Things tend to break down eventually. Even high-quality products eventually break down. It doesn't happen all the time, but when it does, it's a pain.
Thankfully, purchased goods come with limited warranties, typically around a full year. However, sometimes a year just isn't enough, especially when you've vested your hard earned cash into an expensive product. But, you always hope that things will be okay. More often than not, consumers feel that extended warranty plans are just a scam, a way for companies to pocket more money without actually offering anything back.
Warranties, like insurance, work on peace of mind and yes, fear. This is why extended warranty programs have such a stigma over them. When you buy an extended warranty and something does go wrong after the initial period vaporizes, you feel glad that you bought it. If nothing goes wrong, you feel money was taken from you for nothing in exchange--especially when some extended warranties can be very expensive.
I once witnessed a retail sales person sell a customer on a $25 "extended warranty" on a $30 camera lithium-ion battery. First of all, you can't sell warranties on batteries, and second, that was an outright scam.

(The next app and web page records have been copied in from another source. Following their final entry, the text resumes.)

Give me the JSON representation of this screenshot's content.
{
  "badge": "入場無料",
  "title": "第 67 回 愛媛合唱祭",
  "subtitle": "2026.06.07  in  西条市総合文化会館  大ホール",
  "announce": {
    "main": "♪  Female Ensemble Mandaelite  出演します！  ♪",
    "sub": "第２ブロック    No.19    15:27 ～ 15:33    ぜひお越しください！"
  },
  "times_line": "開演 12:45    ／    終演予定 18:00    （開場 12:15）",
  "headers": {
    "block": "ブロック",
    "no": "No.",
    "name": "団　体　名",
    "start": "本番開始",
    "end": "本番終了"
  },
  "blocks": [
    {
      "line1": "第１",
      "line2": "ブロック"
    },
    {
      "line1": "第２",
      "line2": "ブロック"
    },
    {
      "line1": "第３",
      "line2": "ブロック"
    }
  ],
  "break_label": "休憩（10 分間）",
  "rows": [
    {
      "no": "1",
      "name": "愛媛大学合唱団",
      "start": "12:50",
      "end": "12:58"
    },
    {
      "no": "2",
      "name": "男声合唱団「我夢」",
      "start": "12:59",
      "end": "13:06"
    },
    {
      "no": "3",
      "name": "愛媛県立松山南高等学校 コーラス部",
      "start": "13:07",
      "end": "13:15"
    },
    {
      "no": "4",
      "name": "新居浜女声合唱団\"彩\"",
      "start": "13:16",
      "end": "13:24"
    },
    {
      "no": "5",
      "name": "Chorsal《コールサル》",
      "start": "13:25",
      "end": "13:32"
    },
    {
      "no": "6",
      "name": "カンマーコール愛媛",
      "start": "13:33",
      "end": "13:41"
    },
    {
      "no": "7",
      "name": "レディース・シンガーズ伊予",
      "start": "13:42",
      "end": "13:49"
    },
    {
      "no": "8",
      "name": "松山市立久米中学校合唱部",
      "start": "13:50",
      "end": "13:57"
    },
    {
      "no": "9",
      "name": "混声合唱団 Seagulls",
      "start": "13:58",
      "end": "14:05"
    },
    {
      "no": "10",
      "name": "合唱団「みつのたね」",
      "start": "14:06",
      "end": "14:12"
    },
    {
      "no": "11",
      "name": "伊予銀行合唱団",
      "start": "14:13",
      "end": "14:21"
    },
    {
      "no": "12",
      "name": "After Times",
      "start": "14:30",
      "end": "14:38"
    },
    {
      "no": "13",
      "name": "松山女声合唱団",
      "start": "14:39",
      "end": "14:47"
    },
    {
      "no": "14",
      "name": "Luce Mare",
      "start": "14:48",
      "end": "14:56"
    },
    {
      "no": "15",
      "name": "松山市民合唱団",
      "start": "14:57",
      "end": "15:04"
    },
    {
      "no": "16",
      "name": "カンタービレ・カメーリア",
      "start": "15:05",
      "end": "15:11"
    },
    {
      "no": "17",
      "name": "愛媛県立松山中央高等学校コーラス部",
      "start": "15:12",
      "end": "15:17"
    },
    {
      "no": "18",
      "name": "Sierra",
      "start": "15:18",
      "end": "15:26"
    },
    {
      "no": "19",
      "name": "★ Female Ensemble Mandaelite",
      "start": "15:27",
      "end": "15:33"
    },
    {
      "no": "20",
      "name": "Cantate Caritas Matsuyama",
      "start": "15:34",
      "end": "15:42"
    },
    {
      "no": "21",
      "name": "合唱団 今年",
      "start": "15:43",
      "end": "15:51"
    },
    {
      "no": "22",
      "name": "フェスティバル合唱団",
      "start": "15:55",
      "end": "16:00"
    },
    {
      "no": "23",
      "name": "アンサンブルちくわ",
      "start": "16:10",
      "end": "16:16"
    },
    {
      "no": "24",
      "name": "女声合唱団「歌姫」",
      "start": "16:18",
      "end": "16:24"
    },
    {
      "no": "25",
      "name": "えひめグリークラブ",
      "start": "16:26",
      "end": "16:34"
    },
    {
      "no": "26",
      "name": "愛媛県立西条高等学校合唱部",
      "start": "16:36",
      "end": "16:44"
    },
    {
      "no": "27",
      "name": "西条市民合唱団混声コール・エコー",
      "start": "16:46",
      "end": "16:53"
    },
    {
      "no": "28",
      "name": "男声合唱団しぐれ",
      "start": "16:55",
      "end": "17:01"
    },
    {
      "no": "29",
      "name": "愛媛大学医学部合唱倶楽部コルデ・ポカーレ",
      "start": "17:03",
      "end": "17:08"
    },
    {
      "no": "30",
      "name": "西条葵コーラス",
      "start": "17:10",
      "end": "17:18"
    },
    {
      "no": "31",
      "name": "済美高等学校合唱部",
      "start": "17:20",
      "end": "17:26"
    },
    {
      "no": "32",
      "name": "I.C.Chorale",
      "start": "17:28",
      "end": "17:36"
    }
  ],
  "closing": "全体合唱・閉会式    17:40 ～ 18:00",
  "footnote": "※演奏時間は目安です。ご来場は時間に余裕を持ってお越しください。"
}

The question of the day is: Do you buy extended warranties for your devices?